▸ **Assignment**
If a record below holds a picture, drop the picture and copy everything else exactly.

▸ **Exercise data**
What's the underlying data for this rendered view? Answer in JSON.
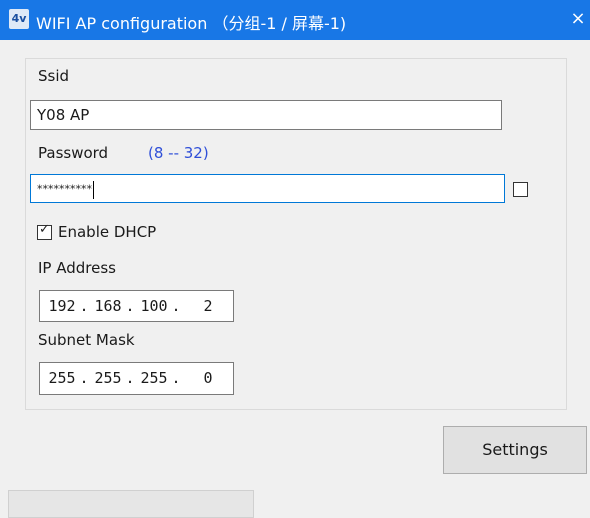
{
  "window": {
    "title": "WIFI AP configuration （分组-1 / 屏幕-1)",
    "icon_text": "4v",
    "close_label": "×"
  },
  "form": {
    "ssid_label": "Ssid",
    "ssid_value": "Y08 AP",
    "password_label": "Password",
    "password_hint": "(8 -- 32)",
    "password_value": "**********",
    "show_password_checked": false,
    "dhcp_label": "Enable DHCP",
    "dhcp_checked": true,
    "dhcp_checkmark": "✓",
    "ip_label": "IP Address",
    "ip_octets": [
      "192",
      "168",
      "100",
      "2"
    ],
    "ip_separator": ".",
    "subnet_label": "Subnet Mask",
    "subnet_octets": [
      "255",
      "255",
      "255",
      "0"
    ]
  },
  "buttons": {
    "settings_label": "Settings"
  },
  "colors": {
    "titlebar": "#1877e6",
    "hint": "#2f4fd8",
    "focus_border": "#0078d7"
  }
}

▸ **Solution to this task**
What's the underlying data for this rendered view? Answer in JSON.
{
  "window": {
    "title": "WIFI AP configuration （分组-1 / 屏幕-1)",
    "icon_text": "4v",
    "close_label": "×"
  },
  "form": {
    "ssid_label": "Ssid",
    "ssid_value": "Y08 AP",
    "password_label": "Password",
    "password_hint": "(8 -- 32)",
    "password_value": "**********",
    "show_password_checked": false,
    "dhcp_label": "Enable DHCP",
    "dhcp_checked": true,
    "dhcp_checkmark": "✓",
    "ip_label": "IP Address",
    "ip_octets": [
      "192",
      "168",
      "100",
      "2"
    ],
    "ip_separator": ".",
    "subnet_label": "Subnet Mask",
    "subnet_octets": [
      "255",
      "255",
      "255",
      "0"
    ]
  },
  "buttons": {
    "settings_label": "Settings"
  },
  "colors": {
    "titlebar": "#1877e6",
    "hint": "#2f4fd8",
    "focus_border": "#0078d7"
  }
}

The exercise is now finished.